---------- Dataset entries ----------

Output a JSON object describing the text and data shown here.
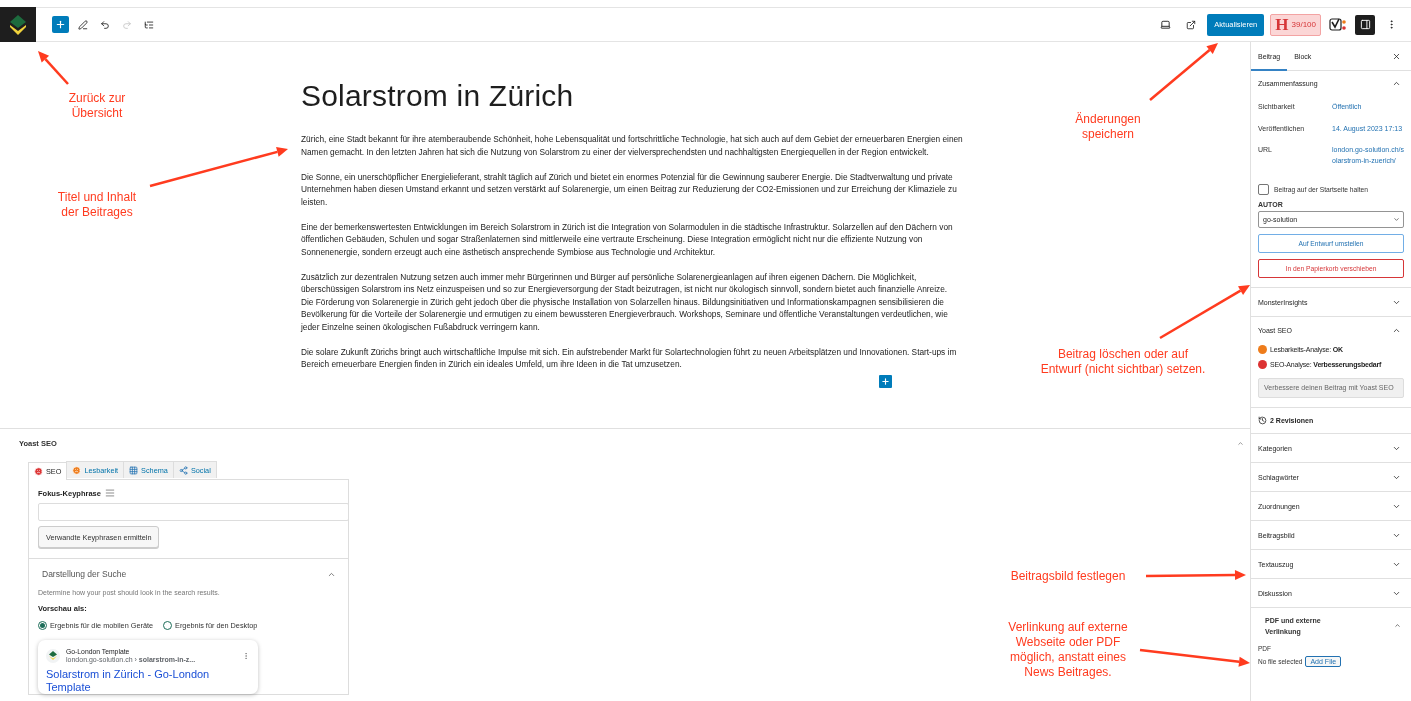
{
  "toolbar": {
    "tools": [
      {
        "kind": "inserter",
        "disabled": false
      },
      {
        "kind": "tools",
        "disabled": false
      },
      {
        "kind": "undo",
        "disabled": false
      },
      {
        "kind": "redo",
        "disabled": true
      },
      {
        "kind": "outline",
        "disabled": false
      }
    ],
    "actions": [
      {
        "kind": "preview",
        "selected": false
      },
      {
        "kind": "view",
        "selected": false
      }
    ],
    "update_button": "Aktualisieren",
    "score": {
      "letter": "H",
      "value": "39/100"
    },
    "extras": [
      {
        "kind": "yoast",
        "selected": false
      },
      {
        "kind": "settings",
        "selected": true
      },
      {
        "kind": "more",
        "selected": false
      }
    ]
  },
  "editor": {
    "title": "Solarstrom in Zürich",
    "paragraphs": [
      {
        "lines": [
          "Zürich, eine Stadt bekannt für ihre atemberaubende Schönheit, hohe Lebensqualität und fortschrittliche Technologie, hat sich auch auf dem Gebiet der erneuerbaren Energien einen Namen gemacht. In den letzten Jahren hat sich die Nutzung von Solarstrom zu einer der vielversprechendsten und nachhaltigsten Energiequellen in der Region entwickelt."
        ]
      },
      {
        "lines": [
          "Die Sonne, ein unerschöpflicher Energielieferant, strahlt täglich auf Zürich und bietet ein enormes Potenzial für die Gewinnung sauberer Energie. Die Stadtverwaltung und private Unternehmen haben diesen Umstand erkannt und setzen verstärkt auf Solarenergie, um einen Beitrag zur Reduzierung der CO2-Emissionen und zur Erreichung der Klimaziele zu leisten."
        ]
      },
      {
        "lines": [
          "Eine der bemerkenswertesten Entwicklungen im Bereich Solarstrom in Zürich ist die Integration von Solarmodulen in die städtische Infrastruktur. Solarzellen auf den Dächern von öffentlichen Gebäuden, Schulen und sogar Straßenlaternen sind mittlerweile eine vertraute Erscheinung. Diese Integration ermöglicht nicht nur die effiziente Nutzung von Sonnenenergie, sondern erzeugt auch eine ästhetisch ansprechende Symbiose aus Technologie und Architektur."
        ]
      },
      {
        "lines": [
          "Zusätzlich zur dezentralen Nutzung setzen auch immer mehr Bürgerinnen und Bürger auf persönliche Solarenergieanlagen auf ihren eigenen Dächern. Die Möglichkeit, überschüssigen Solarstrom ins Netz einzuspeisen und so zur Energieversorgung der Stadt beizutragen, ist nicht nur ökologisch sinnvoll, sondern bietet auch finanzielle Anreize.",
          "Die Förderung von Solarenergie in Zürich geht jedoch über die physische Installation von Solarzellen hinaus. Bildungsinitiativen und Informationskampagnen sensibilisieren die Bevölkerung für die Vorteile der Solarenergie und ermutigen zu einem bewussteren Energieverbrauch. Workshops, Seminare und öffentliche Veranstaltungen verdeutlichen, wie jeder Einzelne seinen ökologischen Fußabdruck verringern kann."
        ]
      },
      {
        "lines": [
          "Die solare Zukunft Zürichs bringt auch wirtschaftliche Impulse mit sich. Ein aufstrebender Markt für Solartechnologien führt zu neuen Arbeitsplätzen und Innovationen. Start-ups im Bereich erneuerbare Energien finden in Zürich ein ideales Umfeld, um ihre Ideen in die Tat umzusetzen."
        ]
      }
    ]
  },
  "yoast_panel": {
    "title": "Yoast SEO",
    "expanded": true,
    "tabs": [
      {
        "label": "SEO",
        "kind": "score",
        "color": "#dc3232",
        "selected": true
      },
      {
        "label": "Lesbarkeit",
        "kind": "score",
        "color": "#ee7c1b",
        "selected": false
      },
      {
        "label": "Schema",
        "kind": "schema",
        "selected": false
      },
      {
        "label": "Social",
        "kind": "social",
        "selected": false
      }
    ],
    "focus_keyphrase": {
      "label": "Fokus-Keyphrase",
      "button": "Verwandte Keyphrasen ermitteln"
    },
    "search_appearance": {
      "title": "Darstellung der Suche",
      "expanded": true,
      "description": "Determine how your post should look in the search results.",
      "preview_label": "Vorschau als:",
      "options": [
        {
          "label": "Ergebnis für die mobilen Geräte",
          "selected": true
        },
        {
          "label": "Ergebnis für den Desktop",
          "selected": false
        }
      ],
      "preview": {
        "site": "Go-London Template",
        "url": "london.go-solution.ch › **solarstrom-in-z...**",
        "title": "Solarstrom in Zürich - Go-London Template"
      }
    }
  },
  "sidebar": {
    "tabs": [
      {
        "label": "Beitrag",
        "selected": true
      },
      {
        "label": "Block",
        "selected": false
      }
    ],
    "summary": {
      "title": "Zusammenfassung",
      "expanded": true,
      "fields": [
        {
          "label": "Sichtbarkeit",
          "value": "Öffentlich"
        },
        {
          "label": "Veröffentlichen",
          "value": "14. August 2023 17:13"
        },
        {
          "label": "URL",
          "value": "london.go-solution.ch/solarstrom-in-zuerich/"
        }
      ],
      "sticky": {
        "label": "Beitrag auf der Startseite halten",
        "checked": false
      },
      "author": {
        "label": "AUTOR",
        "value": "go-solution"
      },
      "draft_button": "Auf Entwurf umstellen",
      "trash_button": "In den Papierkorb verschieben"
    },
    "panels": [
      {
        "kind": "collapsible",
        "title": "MonsterInsights",
        "expanded": false
      },
      {
        "kind": "yoast",
        "title": "Yoast SEO",
        "expanded": true,
        "analyses": [
          {
            "text": "Lesbarkeits-Analyse: **OK**",
            "color": "#ee7c1b"
          },
          {
            "text": "SEO-Analyse: **Verbesserungsbedarf**",
            "color": "#dc3232"
          }
        ],
        "button": "Verbessere deinen Beitrag mit Yoast SEO"
      },
      {
        "kind": "revisions",
        "title": "2 Revisionen"
      },
      {
        "kind": "collapsible",
        "title": "Kategorien",
        "expanded": false
      },
      {
        "kind": "collapsible",
        "title": "Schlagwörter",
        "expanded": false
      },
      {
        "kind": "collapsible",
        "title": "Zuordnungen",
        "expanded": false
      },
      {
        "kind": "collapsible",
        "title": "Beitragsbild",
        "expanded": false
      },
      {
        "kind": "collapsible",
        "title": "Textauszug",
        "expanded": false
      },
      {
        "kind": "collapsible",
        "title": "Diskussion",
        "expanded": false
      },
      {
        "kind": "pdf",
        "title": "PDF und externe Verlinkung",
        "expanded": true,
        "field_label": "PDF",
        "file_status": "No file selected",
        "button": "Add File"
      }
    ]
  },
  "annotations": [
    {
      "lines": [
        "Zurück zur",
        "Übersicht"
      ]
    },
    {
      "lines": [
        "Titel und Inhalt",
        "der Beitrages"
      ]
    },
    {
      "lines": [
        "Änderungen",
        "speichern"
      ]
    },
    {
      "lines": [
        "Beitrag löschen oder auf",
        "Entwurf (nicht sichtbar) setzen."
      ]
    },
    {
      "lines": [
        "Beitragsbild festlegen"
      ]
    },
    {
      "lines": [
        "Verlinkung auf externe",
        "Webseite oder PDF",
        "möglich, anstatt eines",
        "News Beitrages."
      ]
    }
  ]
}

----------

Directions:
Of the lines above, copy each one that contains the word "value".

Answer box:
      "value": "39/100"
          "value": "Öffentlich"
          "value": "14. August 2023 17:13"
          "value": "london.go-solution.ch/solarstrom-in-zuerich/"
        "value": "go-solution"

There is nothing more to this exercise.